Data extracted from a collection

**********

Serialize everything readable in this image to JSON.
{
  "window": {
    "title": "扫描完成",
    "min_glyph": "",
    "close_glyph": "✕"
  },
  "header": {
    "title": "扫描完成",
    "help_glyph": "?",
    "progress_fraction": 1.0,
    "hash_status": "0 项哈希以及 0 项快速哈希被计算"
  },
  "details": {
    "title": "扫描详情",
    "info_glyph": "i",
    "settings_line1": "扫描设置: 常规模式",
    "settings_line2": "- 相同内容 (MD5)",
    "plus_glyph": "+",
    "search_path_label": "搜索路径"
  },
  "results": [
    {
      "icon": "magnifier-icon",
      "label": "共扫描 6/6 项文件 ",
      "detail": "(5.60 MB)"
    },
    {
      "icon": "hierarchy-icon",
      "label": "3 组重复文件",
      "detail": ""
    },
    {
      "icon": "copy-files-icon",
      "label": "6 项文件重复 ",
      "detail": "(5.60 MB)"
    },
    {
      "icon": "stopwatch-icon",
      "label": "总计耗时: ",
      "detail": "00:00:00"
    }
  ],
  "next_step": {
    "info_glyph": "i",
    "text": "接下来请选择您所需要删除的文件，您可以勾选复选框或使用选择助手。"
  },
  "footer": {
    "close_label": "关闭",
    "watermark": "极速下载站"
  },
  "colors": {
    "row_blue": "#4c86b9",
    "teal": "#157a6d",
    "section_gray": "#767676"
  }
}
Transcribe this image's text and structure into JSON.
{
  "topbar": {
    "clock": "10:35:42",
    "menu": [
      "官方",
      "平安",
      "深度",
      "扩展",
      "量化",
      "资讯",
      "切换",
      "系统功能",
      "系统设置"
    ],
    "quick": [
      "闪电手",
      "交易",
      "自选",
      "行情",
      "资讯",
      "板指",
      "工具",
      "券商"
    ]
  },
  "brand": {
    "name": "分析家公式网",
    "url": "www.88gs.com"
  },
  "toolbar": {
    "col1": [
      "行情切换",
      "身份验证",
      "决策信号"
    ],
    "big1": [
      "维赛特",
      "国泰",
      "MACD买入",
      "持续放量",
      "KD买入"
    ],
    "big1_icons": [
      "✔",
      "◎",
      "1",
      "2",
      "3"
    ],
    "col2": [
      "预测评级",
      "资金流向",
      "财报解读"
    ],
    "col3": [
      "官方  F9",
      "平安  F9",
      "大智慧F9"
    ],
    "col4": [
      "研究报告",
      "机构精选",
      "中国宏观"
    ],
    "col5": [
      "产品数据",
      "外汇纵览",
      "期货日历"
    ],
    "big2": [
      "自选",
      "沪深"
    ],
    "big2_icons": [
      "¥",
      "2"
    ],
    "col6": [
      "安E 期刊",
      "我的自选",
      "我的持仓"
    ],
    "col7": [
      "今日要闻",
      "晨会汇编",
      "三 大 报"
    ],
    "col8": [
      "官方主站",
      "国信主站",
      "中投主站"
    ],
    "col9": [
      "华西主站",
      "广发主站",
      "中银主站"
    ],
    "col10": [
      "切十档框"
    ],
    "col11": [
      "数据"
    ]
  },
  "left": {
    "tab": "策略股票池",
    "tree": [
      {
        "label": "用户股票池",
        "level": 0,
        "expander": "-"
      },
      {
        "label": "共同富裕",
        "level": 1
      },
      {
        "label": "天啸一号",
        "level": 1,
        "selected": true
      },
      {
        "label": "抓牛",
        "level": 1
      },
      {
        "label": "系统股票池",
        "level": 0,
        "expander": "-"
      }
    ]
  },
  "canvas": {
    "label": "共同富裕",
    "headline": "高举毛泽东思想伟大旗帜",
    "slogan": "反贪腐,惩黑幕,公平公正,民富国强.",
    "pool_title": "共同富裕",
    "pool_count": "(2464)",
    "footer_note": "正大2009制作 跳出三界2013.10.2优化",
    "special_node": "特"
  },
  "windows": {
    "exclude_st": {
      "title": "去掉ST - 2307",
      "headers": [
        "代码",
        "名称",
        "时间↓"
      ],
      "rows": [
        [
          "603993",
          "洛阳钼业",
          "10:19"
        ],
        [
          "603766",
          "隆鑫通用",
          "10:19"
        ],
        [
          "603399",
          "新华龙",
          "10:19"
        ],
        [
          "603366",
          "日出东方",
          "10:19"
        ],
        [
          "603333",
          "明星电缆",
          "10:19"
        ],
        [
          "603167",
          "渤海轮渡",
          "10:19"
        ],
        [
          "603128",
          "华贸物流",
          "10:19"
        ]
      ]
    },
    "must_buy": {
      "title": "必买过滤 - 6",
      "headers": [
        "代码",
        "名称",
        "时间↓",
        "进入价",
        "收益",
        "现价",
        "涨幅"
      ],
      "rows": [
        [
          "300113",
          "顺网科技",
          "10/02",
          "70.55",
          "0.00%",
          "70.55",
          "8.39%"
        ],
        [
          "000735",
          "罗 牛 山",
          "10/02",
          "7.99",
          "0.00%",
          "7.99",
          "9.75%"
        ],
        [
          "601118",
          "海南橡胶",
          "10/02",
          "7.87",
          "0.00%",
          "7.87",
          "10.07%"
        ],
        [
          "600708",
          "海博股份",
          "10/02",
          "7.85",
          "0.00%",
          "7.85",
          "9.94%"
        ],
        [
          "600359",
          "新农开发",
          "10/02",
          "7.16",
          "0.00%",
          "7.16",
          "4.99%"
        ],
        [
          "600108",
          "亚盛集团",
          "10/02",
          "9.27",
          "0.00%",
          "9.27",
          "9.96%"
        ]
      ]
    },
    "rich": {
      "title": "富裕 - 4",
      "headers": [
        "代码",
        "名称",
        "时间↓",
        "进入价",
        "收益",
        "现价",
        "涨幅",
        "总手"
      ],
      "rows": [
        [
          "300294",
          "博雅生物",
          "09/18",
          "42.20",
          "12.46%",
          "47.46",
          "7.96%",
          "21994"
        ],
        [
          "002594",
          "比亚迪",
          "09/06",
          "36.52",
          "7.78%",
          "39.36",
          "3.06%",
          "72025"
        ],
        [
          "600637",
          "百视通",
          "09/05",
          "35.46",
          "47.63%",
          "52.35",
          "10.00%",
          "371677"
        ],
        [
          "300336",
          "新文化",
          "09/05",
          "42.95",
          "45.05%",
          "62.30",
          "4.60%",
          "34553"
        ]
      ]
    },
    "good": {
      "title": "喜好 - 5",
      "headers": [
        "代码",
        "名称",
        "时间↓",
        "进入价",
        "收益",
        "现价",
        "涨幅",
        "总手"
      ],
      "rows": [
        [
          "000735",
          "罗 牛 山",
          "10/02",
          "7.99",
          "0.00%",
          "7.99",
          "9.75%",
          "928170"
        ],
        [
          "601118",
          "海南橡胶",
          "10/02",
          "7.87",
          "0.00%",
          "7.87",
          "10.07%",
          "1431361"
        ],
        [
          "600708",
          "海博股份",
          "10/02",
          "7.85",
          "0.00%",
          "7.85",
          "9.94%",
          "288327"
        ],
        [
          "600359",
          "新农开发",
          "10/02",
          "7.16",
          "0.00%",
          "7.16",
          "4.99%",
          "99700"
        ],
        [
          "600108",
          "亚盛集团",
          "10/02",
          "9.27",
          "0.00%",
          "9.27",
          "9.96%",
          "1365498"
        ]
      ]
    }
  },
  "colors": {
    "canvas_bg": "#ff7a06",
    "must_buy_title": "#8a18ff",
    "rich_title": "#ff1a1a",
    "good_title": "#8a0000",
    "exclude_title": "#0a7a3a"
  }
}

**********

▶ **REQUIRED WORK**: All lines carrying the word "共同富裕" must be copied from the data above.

▶ **ANSWER FOR THE TASK**:
        "label": "共同富裕",
    "label": "共同富裕",
    "pool_title": "共同富裕",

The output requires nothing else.